Image from howstuffworks.com 

Have you ever considered the connections between people and things across small and great distances? Are there things that don’t seem connected but really are? And what impact do we have on each other that we aren’t even conscious of most of the time?

It turns out there are light particles inside an atom called photons which can be in more than one place at a time and the photons share an invisible connection with other photons. When something happens to one, the other one can feel it even if they are far apart–like twins.


An article called Quantum Leaps, published in the Economist discusses how this knowledge can be put to use in our lives in the near future. 2017_gThis concept could allow atomic clocks to make self-driving cars more reliable and could be used for other purposes such as finding things underground or underwater.

I attempted to research atomic clocks to learn more about what they are and how they could do that but to understand that would take a little more time than I’d like to take to do so now and goes beyond the scope of this post (but please feel free to share the answer with me if you know 😊).
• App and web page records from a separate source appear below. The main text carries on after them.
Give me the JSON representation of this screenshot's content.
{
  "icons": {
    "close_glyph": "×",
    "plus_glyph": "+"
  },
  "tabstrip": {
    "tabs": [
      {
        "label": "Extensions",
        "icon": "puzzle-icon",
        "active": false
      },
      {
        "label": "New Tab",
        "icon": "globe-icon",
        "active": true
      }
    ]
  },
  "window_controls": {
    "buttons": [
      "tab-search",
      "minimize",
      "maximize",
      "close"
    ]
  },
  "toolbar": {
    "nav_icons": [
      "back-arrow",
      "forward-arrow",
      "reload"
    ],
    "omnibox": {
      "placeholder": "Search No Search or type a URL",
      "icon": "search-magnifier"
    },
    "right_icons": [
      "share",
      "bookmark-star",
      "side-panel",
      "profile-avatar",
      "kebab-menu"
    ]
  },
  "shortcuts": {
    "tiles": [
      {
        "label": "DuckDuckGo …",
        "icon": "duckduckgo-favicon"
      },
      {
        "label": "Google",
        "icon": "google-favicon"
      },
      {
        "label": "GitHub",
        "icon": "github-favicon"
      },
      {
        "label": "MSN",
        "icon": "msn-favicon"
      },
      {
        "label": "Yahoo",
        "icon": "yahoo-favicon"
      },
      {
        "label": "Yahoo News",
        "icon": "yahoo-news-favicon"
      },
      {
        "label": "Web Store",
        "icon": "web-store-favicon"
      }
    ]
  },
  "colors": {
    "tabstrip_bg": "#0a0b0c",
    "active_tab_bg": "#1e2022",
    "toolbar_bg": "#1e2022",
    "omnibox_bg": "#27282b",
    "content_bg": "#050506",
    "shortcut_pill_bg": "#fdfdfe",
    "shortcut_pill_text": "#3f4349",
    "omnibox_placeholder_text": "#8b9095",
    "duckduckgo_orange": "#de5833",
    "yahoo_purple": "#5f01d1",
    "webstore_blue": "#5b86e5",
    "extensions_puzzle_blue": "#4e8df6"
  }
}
I thought that this was an interesting idea and it ties in with my goal for this blog to take interesting things I discover and add my own spin to it to make us think differently about what’s going on and improve our lives. Here is another way to use our imagination to consider the possibilities.
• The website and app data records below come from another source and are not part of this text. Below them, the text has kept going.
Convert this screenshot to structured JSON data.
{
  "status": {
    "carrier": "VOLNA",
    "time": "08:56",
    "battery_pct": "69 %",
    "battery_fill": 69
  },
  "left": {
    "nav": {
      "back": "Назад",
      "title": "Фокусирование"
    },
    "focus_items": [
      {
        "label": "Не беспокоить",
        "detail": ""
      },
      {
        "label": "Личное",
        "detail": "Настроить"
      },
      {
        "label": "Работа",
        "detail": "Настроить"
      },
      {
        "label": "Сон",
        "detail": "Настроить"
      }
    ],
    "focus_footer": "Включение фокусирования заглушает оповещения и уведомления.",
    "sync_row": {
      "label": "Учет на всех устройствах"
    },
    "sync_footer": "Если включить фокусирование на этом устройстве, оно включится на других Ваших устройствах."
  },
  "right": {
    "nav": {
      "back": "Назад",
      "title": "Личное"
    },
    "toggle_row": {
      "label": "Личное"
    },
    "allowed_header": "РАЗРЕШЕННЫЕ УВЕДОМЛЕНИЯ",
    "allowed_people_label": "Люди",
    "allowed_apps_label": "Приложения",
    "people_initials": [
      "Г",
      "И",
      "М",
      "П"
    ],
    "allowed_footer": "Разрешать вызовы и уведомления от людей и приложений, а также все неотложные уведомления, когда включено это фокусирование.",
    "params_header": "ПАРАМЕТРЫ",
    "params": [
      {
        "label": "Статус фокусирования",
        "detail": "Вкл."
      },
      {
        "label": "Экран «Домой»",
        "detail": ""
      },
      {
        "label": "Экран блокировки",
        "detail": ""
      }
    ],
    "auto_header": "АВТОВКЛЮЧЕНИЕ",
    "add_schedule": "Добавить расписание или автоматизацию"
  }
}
Focus2It’s so easy to get distracted. I often grab my phone with a goal in mind, let’s say I’m going to check my email as an example. I discover I’ve received a text and after I reply I go on Facebook for a minute. Then I put my phone down and go off and do something completely different.  But I was going to check my email because there was something I was supposed to be doing based on that email. I might remember an hour later and then the same thing happens all over again.

img_3772Lately, I’ve been trying to keep a helpful acronym for the word FOCUS in mind. “Follow
one course until successful”. While there are obvious big goals that can be applied to, I’ve found it helpful to apply to everyday situations where it’s very easy to go off and do something else instead of finishing what I’m doing.

Do you have tricks to help you focus?



Instead of trying to do one big amazing thing, try to do a whole bunch of things a tiny bit better

Do you find yourself trying to make big plans to improve your life but finding it hard to stick to the new plan? Instead of trying to do one big amazing thing, how about trying to do a whole bunch of things a tiny bit better.

This concept is called Kiwi Kaizan. Improve 100 things by 1% instead of 1 thing 100% and the effect will compound. (Kaizan means constant improvement. The Kiwi’s were a sports team.) We all want to eat better, exercise, save money, devote time to a hobby, etc. How do we go from hardly being able to keep a plan to being a success?

Instead of trying to keep your whole house or an entire room clean, start with a section or zone. I started with making my bed, then I moved on to trying to keep my dresser organized. It’s usually piled with makeup and mail. By attending to it every day, it’s less of a psychological drain than thinking about having to clean up a whole area.

Do you find it hard to save money? My friends have been doing that thing where you start out saving a dollar in an envelope and then you add another dollar every week for a year. You should have accumulated $1378 by the end of the year. This is a great example of seeing how your small effort compounds.  

If you need a different type of motivation how about going the other way? Instead of starting out with a dollar and increasing, you begin by saving $52 and decreasing the amount you save by a dollar every week (Save $51 dollars the second week, etc). For more on that you can check out Pocket Your Dollars 52 Week Money Challenge . I can see this method working better for me, I would be excited about it in the beginning, so it would be easier to start big.

Get a tiny bit better in the things you do. Make it a game to find things throughout the day that you can do to improve your life. Then increase it another 1% the next day. Your results will accumulate as you build better habits little by little.

This idea comes from Brian Johnson’s Philosophers NotesKiwi Kaizan